There’s no better time to be a superhero fan. Not only are there multiple live-action adaptations of superhero comic book characters per year, but the animated world is always abuzz with new material, whether it be long-time favorites like Batman and Superman or lesser-known characters to those not well-versed in comics. Vixen is in the latter category.
Luckily for those of us who aren’t DC experts, this Vixen direct-to-video film, compiled from the first two seasons of the web series with some new material, is a good origin story, albeit rushed at times. Mari McCabe is a woman living in modern day Detroit who discovers she has the ability to harness the powers of various animals when she wears a magic totem necklace. Sudden need to fly away from danger? No problem, she summons the strength of an eagle. Or she needs some extra brute strength to charge some thugs? Just channel a rhino. Considering how many animals exist on Earth, this gives her superpowers some variety, and unlike Beast Boy from Teen Titans, she doesn’t actually morph into the animal in question, so it’s not quite the same execution. Her magic totem was given to Mari by her mother back in Africa, and Mari’s sister Kuasa wants the totem for herself, claiming she is the rightful one to protect it. Meanwhile, a man named Eshu who raided Mari and Kuasa’s village years ago and killed their parents, also wants the totem for evil purposes. Realizing her true calling to use the totem to protect her village (and her “village” in this case is Detroit), this naturally leads Mari to decide to becomes a superhero by the name of Vixen, fighting crime by night with her new cohorts Green Arrow and the Flash.
As I said, Vixen covers a lot of ground in only 74 minutes, and rarely does the action stop to take a breath. It’s not wall-to-wall action, but there are a lot of plot points covered, so it can be a lot to take in for an introduction to the character. On the plus side, the movie format is much easier than the web series to watch this story, since each webisode was only five minutes long, making a very disjointed viewing experience. Luckily, even with the rushed pace, it’s easy to get into the story and sympathize with Mari’s orphan situation. Since her parents were killed when she was only a baby, Mari was raised by a Detroit native named Chuck. Being adopted, she’s a victim of teasing, and while Chuck is a loving father, it’s only natural that Mari would want to discover her roots. Even if you can’t personally relate to this situation, there’s built-in sympathy for her quest.

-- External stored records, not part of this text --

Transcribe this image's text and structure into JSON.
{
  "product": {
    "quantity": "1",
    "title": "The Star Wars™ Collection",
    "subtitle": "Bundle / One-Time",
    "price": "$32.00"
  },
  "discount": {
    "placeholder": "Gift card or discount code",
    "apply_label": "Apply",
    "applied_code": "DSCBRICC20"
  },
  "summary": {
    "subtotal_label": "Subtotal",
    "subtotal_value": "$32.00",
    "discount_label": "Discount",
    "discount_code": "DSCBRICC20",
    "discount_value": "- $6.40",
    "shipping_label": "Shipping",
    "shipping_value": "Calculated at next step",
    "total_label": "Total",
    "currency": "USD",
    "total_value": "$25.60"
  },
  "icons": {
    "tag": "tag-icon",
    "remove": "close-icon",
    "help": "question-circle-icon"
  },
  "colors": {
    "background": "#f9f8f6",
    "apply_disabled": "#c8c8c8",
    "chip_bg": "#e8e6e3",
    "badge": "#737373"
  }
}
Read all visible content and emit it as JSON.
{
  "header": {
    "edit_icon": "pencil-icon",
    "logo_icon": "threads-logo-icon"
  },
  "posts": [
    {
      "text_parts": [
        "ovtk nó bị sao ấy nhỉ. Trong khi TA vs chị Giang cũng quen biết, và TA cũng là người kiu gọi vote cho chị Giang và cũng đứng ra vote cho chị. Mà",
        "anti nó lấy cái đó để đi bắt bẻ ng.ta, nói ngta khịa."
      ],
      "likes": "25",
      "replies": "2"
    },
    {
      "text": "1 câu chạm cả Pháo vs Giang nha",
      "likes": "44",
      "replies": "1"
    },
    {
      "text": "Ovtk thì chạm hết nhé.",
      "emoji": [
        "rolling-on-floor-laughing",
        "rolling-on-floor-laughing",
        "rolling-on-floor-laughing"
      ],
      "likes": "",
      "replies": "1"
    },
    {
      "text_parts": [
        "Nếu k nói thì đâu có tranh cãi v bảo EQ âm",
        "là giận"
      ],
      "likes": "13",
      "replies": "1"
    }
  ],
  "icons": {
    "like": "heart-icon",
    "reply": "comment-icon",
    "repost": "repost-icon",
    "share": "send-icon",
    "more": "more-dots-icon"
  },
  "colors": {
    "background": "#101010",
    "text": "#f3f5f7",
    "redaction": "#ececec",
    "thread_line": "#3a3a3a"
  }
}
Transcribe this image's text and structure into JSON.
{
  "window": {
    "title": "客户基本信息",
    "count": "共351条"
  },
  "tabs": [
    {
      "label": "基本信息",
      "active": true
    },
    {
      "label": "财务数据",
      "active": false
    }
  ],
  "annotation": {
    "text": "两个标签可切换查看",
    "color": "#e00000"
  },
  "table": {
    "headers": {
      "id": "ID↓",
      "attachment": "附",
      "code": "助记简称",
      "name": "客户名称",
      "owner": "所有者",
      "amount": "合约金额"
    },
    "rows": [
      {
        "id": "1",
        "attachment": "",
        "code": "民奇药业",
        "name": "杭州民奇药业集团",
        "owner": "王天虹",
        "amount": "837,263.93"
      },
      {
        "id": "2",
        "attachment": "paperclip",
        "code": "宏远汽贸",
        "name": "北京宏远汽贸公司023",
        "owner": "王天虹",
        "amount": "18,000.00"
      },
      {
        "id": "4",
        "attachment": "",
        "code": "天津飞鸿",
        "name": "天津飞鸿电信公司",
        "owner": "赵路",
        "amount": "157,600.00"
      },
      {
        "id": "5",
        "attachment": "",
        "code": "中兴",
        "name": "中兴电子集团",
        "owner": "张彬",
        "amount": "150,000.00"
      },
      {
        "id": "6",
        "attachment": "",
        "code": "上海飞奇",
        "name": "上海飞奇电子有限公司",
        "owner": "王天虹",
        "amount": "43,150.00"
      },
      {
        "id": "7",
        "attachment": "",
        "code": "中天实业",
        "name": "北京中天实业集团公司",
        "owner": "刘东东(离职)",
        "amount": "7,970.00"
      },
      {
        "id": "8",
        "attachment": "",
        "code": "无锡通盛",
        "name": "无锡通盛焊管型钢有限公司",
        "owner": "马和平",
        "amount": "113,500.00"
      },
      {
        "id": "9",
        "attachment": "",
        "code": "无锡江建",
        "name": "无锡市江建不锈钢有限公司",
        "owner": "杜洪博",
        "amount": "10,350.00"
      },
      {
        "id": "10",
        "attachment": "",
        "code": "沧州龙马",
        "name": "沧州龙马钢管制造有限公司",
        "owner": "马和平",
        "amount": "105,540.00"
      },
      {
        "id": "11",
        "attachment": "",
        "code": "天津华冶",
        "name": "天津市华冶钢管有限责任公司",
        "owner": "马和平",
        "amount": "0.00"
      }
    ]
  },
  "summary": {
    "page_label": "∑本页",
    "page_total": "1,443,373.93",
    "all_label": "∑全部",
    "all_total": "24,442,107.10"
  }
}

On the downside, Eshu, the warlord villain, is a stock character with generic motivations. Sometimes the adversaries are just as fun to watch as the heroes, so this is disappointing, especially considering how unique the wide array of DC villains are. He’s also introduced halfway through the movie, lessening his impact. And his hand in the death of a certain character (I won’t say who!) isn’t given the gravity it deserves, adding to the “rushed” feeling I mentioned earlier. It’s just kind of quickly glossed over in the heat of the final battle, which in itself is disappointingly short and relegated to a few attacks.
Speaking of downsides, the animation could’ve been better. It’s not incompetent, but there are lots of held poses where only the characters’ mouths move, and the action sequences use that trick of shaking the camera to mask limited movement. The most impressive scene is the opening chase sequence, with its fast pace and variety of attack sequences as the Flash and Green Arrow chase Vixen across the Detroit skyscrapers and rooftops. That said, even with what seems like a standard TV budget, the movie still looks great, and the visual adaptation of Vixen from the comics is appealing, owing its style to many of DC’s recent offerings like Assault on Arkham and less to the Bruce Timm-inspired designs of Batman: The Animated Series. In terms of settings, Detroit isn’t as distinctive a landscape as, say, Gotham City, but it still looks good, and the section of the movie taking place in Africa at least offers something different in the DC animated universe. The welcome presence of an orchestral score also accentuates the action, although a musical motif for Vixen might have been nice.
Special features include a featurette called “Vixen: Spirit Animal” (6:13), which I didn’t learn too much from, and two bonus episodes of Justice League Unlimited: “Hunter’s Moon” and “Grudge Match,” both of which feature Vixen. It’s interesting to note how different the execution of Vixen’s character was in that series, especially in wardrobe and hairstyle. The Blu-ray also comes with an HD digital copy, which seems to be the standard for physical releases nowadays, and I welcome it. Unfortunately, iTunes wasn’t a choice in the registration process, so I had to choose between Flixster and Vudu, which I don’t like as much.
Grading Vixen is tricky: I enjoyed it while it played, but I feel the character’s better days are ahead of it now that we’ve gotten the origin story out of the way. I very much welcome further adventures with this character, perhaps with a better villain and more room to breathe. Still, the movie left me wanting more, so for that alone, Vixen gets my recommendation.